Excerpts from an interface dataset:
- Opening Delimiter -
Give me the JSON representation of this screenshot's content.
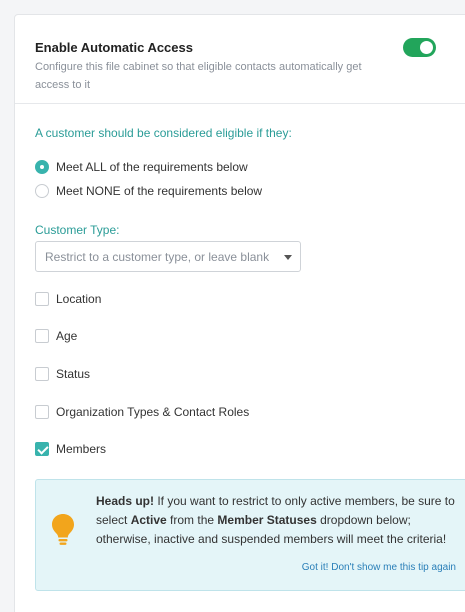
{
  "header": {
    "title": "Enable Automatic Access",
    "description": "Configure this file cabinet so that eligible contacts automatically get access to it",
    "toggle_on": true
  },
  "eligibility": {
    "label": "A customer should be considered eligible if they:",
    "options": [
      {
        "label": "Meet ALL of the requirements below",
        "selected": true
      },
      {
        "label": "Meet NONE of the requirements below",
        "selected": false
      }
    ]
  },
  "customer_type": {
    "label": "Customer Type:",
    "placeholder": "Restrict to a customer type, or leave blank"
  },
  "criteria": [
    {
      "label": "Location",
      "checked": false
    },
    {
      "label": "Age",
      "checked": false
    },
    {
      "label": "Status",
      "checked": false
    },
    {
      "label": "Organization Types & Contact Roles",
      "checked": false
    },
    {
      "label": "Members",
      "checked": true
    }
  ],
  "tip": {
    "heading": "Heads up!",
    "text_1": " If you want to restrict to only active members, be sure to select ",
    "bold_1": "Active",
    "text_2": " from the ",
    "bold_2": "Member Statuses",
    "text_3": " dropdown below; otherwise, inactive and suspended members will meet the criteria!",
    "dismiss_link": "Got it! Don't show me this tip again",
    "icon": "lightbulb-icon"
  },
  "colors": {
    "accent": "#38b3ad",
    "toggle_on": "#22a55b",
    "tip_background": "#e4f5f8",
    "bulb": "#f2a51c"
  }
}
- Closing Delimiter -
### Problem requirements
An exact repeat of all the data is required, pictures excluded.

### Task solution
Give me the JSON representation of this screenshot's content.
{
  "header": {
    "title": "Enable Automatic Access",
    "description": "Configure this file cabinet so that eligible contacts automatically get access to it",
    "toggle_on": true
  },
  "eligibility": {
    "label": "A customer should be considered eligible if they:",
    "options": [
      {
        "label": "Meet ALL of the requirements below",
        "selected": true
      },
      {
        "label": "Meet NONE of the requirements below",
        "selected": false
      }
    ]
  },
  "customer_type": {
    "label": "Customer Type:",
    "placeholder": "Restrict to a customer type, or leave blank"
  },
  "criteria": [
    {
      "label": "Location",
      "checked": false
    },
    {
      "label": "Age",
      "checked": false
    },
    {
      "label": "Status",
      "checked": false
    },
    {
      "label": "Organization Types & Contact Roles",
      "checked": false
    },
    {
      "label": "Members",
      "checked": true
    }
  ],
  "tip": {
    "heading": "Heads up!",
    "text_1": " If you want to restrict to only active members, be sure to select ",
    "bold_1": "Active",
    "text_2": " from the ",
    "bold_2": "Member Statuses",
    "text_3": " dropdown below; otherwise, inactive and suspended members will meet the criteria!",
    "dismiss_link": "Got it! Don't show me this tip again",
    "icon": "lightbulb-icon"
  },
  "colors": {
    "accent": "#38b3ad",
    "toggle_on": "#22a55b",
    "tip_background": "#e4f5f8",
    "bulb": "#f2a51c"
  }
}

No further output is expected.